__About this task__
Output the entries exactly.

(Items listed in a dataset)
········

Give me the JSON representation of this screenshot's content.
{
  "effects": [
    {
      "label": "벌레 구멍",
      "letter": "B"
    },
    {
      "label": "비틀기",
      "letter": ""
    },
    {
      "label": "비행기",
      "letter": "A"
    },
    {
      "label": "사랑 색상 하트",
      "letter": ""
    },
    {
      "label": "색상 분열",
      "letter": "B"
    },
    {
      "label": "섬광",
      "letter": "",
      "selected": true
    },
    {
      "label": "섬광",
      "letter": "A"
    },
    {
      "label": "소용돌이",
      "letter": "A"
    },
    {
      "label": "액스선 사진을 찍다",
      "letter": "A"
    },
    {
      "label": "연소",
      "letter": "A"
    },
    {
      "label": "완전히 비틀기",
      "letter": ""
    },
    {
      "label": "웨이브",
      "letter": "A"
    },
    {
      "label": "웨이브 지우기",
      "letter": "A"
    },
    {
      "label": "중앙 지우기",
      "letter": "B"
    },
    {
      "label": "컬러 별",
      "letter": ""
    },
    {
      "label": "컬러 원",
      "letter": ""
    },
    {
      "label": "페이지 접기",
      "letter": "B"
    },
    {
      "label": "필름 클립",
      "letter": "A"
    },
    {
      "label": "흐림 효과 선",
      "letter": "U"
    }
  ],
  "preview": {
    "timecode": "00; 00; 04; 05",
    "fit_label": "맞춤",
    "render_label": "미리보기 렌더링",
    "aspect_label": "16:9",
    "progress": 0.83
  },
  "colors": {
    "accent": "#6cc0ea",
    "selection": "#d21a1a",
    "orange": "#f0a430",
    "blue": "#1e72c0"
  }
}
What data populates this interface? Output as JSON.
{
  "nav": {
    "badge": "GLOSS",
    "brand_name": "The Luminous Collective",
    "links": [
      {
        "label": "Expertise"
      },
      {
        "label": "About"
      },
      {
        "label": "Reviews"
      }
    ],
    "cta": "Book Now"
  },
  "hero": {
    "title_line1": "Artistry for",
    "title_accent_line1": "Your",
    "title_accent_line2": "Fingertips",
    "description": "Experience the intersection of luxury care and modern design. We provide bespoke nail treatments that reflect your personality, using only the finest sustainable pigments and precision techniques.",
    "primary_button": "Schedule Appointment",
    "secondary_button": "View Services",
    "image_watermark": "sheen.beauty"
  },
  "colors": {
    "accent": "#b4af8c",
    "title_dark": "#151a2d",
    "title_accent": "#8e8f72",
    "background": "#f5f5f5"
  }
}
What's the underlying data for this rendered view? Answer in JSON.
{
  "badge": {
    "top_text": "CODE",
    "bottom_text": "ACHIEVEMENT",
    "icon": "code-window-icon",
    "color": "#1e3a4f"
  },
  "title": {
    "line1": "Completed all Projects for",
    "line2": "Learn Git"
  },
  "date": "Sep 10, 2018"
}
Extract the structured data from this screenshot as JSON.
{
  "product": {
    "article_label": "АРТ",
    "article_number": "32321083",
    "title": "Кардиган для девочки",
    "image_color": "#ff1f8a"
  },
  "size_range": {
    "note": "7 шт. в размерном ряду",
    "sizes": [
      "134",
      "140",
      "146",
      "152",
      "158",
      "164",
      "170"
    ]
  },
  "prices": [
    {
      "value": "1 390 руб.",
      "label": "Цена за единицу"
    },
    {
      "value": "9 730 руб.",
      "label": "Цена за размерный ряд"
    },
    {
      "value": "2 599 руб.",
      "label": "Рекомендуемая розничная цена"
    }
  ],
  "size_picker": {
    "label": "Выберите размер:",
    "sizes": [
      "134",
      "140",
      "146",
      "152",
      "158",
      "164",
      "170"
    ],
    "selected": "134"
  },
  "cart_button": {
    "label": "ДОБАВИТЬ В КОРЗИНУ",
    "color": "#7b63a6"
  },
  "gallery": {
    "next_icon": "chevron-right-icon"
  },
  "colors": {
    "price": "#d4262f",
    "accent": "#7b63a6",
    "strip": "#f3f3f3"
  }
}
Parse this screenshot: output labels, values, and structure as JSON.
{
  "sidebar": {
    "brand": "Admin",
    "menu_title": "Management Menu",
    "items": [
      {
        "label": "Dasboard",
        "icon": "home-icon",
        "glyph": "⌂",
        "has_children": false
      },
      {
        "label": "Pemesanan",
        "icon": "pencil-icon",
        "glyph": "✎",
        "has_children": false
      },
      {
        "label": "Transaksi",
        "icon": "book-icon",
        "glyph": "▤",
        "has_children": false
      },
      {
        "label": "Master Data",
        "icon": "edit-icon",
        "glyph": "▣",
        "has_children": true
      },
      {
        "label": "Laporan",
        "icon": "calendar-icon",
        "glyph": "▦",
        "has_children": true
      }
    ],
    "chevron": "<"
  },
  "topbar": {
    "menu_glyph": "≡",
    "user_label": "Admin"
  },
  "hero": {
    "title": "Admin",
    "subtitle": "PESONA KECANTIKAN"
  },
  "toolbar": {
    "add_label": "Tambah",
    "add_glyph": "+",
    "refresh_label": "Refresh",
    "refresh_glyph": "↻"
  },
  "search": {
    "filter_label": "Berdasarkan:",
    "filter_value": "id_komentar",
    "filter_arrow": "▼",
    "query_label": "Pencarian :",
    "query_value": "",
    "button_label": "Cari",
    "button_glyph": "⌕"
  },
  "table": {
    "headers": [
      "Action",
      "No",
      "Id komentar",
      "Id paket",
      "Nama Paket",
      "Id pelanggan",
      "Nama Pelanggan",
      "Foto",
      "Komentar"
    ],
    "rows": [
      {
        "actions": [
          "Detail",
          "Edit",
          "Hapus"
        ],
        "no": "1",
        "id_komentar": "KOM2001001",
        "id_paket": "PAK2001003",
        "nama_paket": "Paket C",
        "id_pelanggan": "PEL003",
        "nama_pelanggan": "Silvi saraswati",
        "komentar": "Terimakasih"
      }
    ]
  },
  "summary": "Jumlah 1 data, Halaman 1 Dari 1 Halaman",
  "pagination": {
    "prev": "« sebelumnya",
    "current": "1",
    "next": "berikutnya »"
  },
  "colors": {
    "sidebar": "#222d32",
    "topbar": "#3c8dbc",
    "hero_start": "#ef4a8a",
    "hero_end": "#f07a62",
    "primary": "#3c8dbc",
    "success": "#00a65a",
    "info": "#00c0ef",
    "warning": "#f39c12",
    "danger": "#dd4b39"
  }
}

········

__Exercise result__
Give me the JSON representation of this screenshot's content.
{
  "effects": [
    {
      "label": "벌레 구멍",
      "letter": "B"
    },
    {
      "label": "비틀기",
      "letter": ""
    },
    {
      "label": "비행기",
      "letter": "A"
    },
    {
      "label": "사랑 색상 하트",
      "letter": ""
    },
    {
      "label": "색상 분열",
      "letter": "B"
    },
    {
      "label": "섬광",
      "letter": "",
      "selected": true
    },
    {
      "label": "섬광",
      "letter": "A"
    },
    {
      "label": "소용돌이",
      "letter": "A"
    },
    {
      "label": "액스선 사진을 찍다",
      "letter": "A"
    },
    {
      "label": "연소",
      "letter": "A"
    },
    {
      "label": "완전히 비틀기",
      "letter": ""
    },
    {
      "label": "웨이브",
      "letter": "A"
    },
    {
      "label": "웨이브 지우기",
      "letter": "A"
    },
    {
      "label": "중앙 지우기",
      "letter": "B"
    },
    {
      "label": "컬러 별",
      "letter": ""
    },
    {
      "label": "컬러 원",
      "letter": ""
    },
    {
      "label": "페이지 접기",
      "letter": "B"
    },
    {
      "label": "필름 클립",
      "letter": "A"
    },
    {
      "label": "흐림 효과 선",
      "letter": "U"
    }
  ],
  "preview": {
    "timecode": "00; 00; 04; 05",
    "fit_label": "맞춤",
    "render_label": "미리보기 렌더링",
    "aspect_label": "16:9",
    "progress": 0.83
  },
  "colors": {
    "accent": "#6cc0ea",
    "selection": "#d21a1a",
    "orange": "#f0a430",
    "blue": "#1e72c0"
  }
}
What data populates this interface? Output as JSON.
{
  "nav": {
    "badge": "GLOSS",
    "brand_name": "The Luminous Collective",
    "links": [
      {
        "label": "Expertise"
      },
      {
        "label": "About"
      },
      {
        "label": "Reviews"
      }
    ],
    "cta": "Book Now"
  },
  "hero": {
    "title_line1": "Artistry for",
    "title_accent_line1": "Your",
    "title_accent_line2": "Fingertips",
    "description": "Experience the intersection of luxury care and modern design. We provide bespoke nail treatments that reflect your personality, using only the finest sustainable pigments and precision techniques.",
    "primary_button": "Schedule Appointment",
    "secondary_button": "View Services",
    "image_watermark": "sheen.beauty"
  },
  "colors": {
    "accent": "#b4af8c",
    "title_dark": "#151a2d",
    "title_accent": "#8e8f72",
    "background": "#f5f5f5"
  }
}
What's the underlying data for this rendered view? Answer in JSON.
{
  "badge": {
    "top_text": "CODE",
    "bottom_text": "ACHIEVEMENT",
    "icon": "code-window-icon",
    "color": "#1e3a4f"
  },
  "title": {
    "line1": "Completed all Projects for",
    "line2": "Learn Git"
  },
  "date": "Sep 10, 2018"
}
Extract the structured data from this screenshot as JSON.
{
  "product": {
    "article_label": "АРТ",
    "article_number": "32321083",
    "title": "Кардиган для девочки",
    "image_color": "#ff1f8a"
  },
  "size_range": {
    "note": "7 шт. в размерном ряду",
    "sizes": [
      "134",
      "140",
      "146",
      "152",
      "158",
      "164",
      "170"
    ]
  },
  "prices": [
    {
      "value": "1 390 руб.",
      "label": "Цена за единицу"
    },
    {
      "value": "9 730 руб.",
      "label": "Цена за размерный ряд"
    },
    {
      "value": "2 599 руб.",
      "label": "Рекомендуемая розничная цена"
    }
  ],
  "size_picker": {
    "label": "Выберите размер:",
    "sizes": [
      "134",
      "140",
      "146",
      "152",
      "158",
      "164",
      "170"
    ],
    "selected": "134"
  },
  "cart_button": {
    "label": "ДОБАВИТЬ В КОРЗИНУ",
    "color": "#7b63a6"
  },
  "gallery": {
    "next_icon": "chevron-right-icon"
  },
  "colors": {
    "price": "#d4262f",
    "accent": "#7b63a6",
    "strip": "#f3f3f3"
  }
}
Parse this screenshot: output labels, values, and structure as JSON.
{
  "sidebar": {
    "brand": "Admin",
    "menu_title": "Management Menu",
    "items": [
      {
        "label": "Dasboard",
        "icon": "home-icon",
        "glyph": "⌂",
        "has_children": false
      },
      {
        "label": "Pemesanan",
        "icon": "pencil-icon",
        "glyph": "✎",
        "has_children": false
      },
      {
        "label": "Transaksi",
        "icon": "book-icon",
        "glyph": "▤",
        "has_children": false
      },
      {
        "label": "Master Data",
        "icon": "edit-icon",
        "glyph": "▣",
        "has_children": true
      },
      {
        "label": "Laporan",
        "icon": "calendar-icon",
        "glyph": "▦",
        "has_children": true
      }
    ],
    "chevron": "<"
  },
  "topbar": {
    "menu_glyph": "≡",
    "user_label": "Admin"
  },
  "hero": {
    "title": "Admin",
    "subtitle": "PESONA KECANTIKAN"
  },
  "toolbar": {
    "add_label": "Tambah",
    "add_glyph": "+",
    "refresh_label": "Refresh",
    "refresh_glyph": "↻"
  },
  "search": {
    "filter_label": "Berdasarkan:",
    "filter_value": "id_komentar",
    "filter_arrow": "▼",
    "query_label": "Pencarian :",
    "query_value": "",
    "button_label": "Cari",
    "button_glyph": "⌕"
  },
  "table": {
    "headers": [
      "Action",
      "No",
      "Id komentar",
      "Id paket",
      "Nama Paket",
      "Id pelanggan",
      "Nama Pelanggan",
      "Foto",
      "Komentar"
    ],
    "rows": [
      {
        "actions": [
          "Detail",
          "Edit",
          "Hapus"
        ],
        "no": "1",
        "id_komentar": "KOM2001001",
        "id_paket": "PAK2001003",
        "nama_paket": "Paket C",
        "id_pelanggan": "PEL003",
        "nama_pelanggan": "Silvi saraswati",
        "komentar": "Terimakasih"
      }
    ]
  },
  "summary": "Jumlah 1 data, Halaman 1 Dari 1 Halaman",
  "pagination": {
    "prev": "« sebelumnya",
    "current": "1",
    "next": "berikutnya »"
  },
  "colors": {
    "sidebar": "#222d32",
    "topbar": "#3c8dbc",
    "hero_start": "#ef4a8a",
    "hero_end": "#f07a62",
    "primary": "#3c8dbc",
    "success": "#00a65a",
    "info": "#00c0ef",
    "warning": "#f39c12",
    "danger": "#dd4b39"
  }
}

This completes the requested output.